At Billings First Congregational, members honor the Winter Solstice with a silence that is broken only by the deep hum resonating off sound bowls.
“There is no talking,” Lisa says. “We pray or some lay down on the floor.”
Likewise, church members show support for the local immigrant community by joining the Montana Interfaith Group for Las Posadas (posada meaning lodging or accommodation, as it relates to the Nativity story). The Hispanic tradition echoes the footsteps of Joseph and Mary – Lisa reminds her congregation that they are “two young, brown-skinned parents” — as they traveled from place to place seeking shelter for Jesus’ impending birth.
“It re-enacts the journey they made when they finally found room at the inn,” Harmon says.
In Billings, the symbolic journey begins and ends on the South Side, with participants singing as they walk from church to church until they finally reach a place where they are invited inside.

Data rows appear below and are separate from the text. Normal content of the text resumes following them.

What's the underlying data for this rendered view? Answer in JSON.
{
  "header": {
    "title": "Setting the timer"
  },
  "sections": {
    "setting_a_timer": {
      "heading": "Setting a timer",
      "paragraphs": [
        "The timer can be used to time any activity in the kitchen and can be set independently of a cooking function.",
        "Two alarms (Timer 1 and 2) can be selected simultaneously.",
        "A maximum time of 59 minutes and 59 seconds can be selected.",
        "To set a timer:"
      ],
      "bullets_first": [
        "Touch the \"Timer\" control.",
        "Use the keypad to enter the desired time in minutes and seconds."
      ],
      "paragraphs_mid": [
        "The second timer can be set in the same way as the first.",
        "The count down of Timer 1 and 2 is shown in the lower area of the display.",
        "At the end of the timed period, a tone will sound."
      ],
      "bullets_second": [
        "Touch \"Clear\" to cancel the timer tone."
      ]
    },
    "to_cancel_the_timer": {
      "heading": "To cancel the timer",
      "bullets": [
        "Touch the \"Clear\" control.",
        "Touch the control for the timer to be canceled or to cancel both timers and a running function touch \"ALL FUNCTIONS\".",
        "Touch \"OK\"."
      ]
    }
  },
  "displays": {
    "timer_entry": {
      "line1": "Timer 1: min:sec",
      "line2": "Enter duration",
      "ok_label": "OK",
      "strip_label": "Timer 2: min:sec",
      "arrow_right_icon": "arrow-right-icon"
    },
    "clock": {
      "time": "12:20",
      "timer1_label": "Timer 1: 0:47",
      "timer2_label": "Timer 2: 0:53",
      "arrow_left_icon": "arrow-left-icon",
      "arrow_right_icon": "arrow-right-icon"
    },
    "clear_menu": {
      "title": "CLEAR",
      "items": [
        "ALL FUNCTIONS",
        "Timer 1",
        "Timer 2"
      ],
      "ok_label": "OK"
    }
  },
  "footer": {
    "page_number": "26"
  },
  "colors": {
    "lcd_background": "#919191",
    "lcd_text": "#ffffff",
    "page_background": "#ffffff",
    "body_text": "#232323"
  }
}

Once inside, they celebrate over a big meal of Mexican fare.
This year, the event has been scheduled for the second Saturday of December and hopefully can be practiced in person.
First Church’s upcoming Christmas Season will reflect its theme “Housing the Holy.” The children will make luminarias to brighten the church and congregants will bring donations of non-perishable foods. Lisa challenges everyone to break open their hearts “and house the holy as we’re called to do.”
“We want to be a center of life and community here,” Lisa says. “We draw upon different cultures and traditions to transform us, as we work toward the wholeness of all God’s people. We want to use our church campus in a way that brings reconciliation, healing and peace.”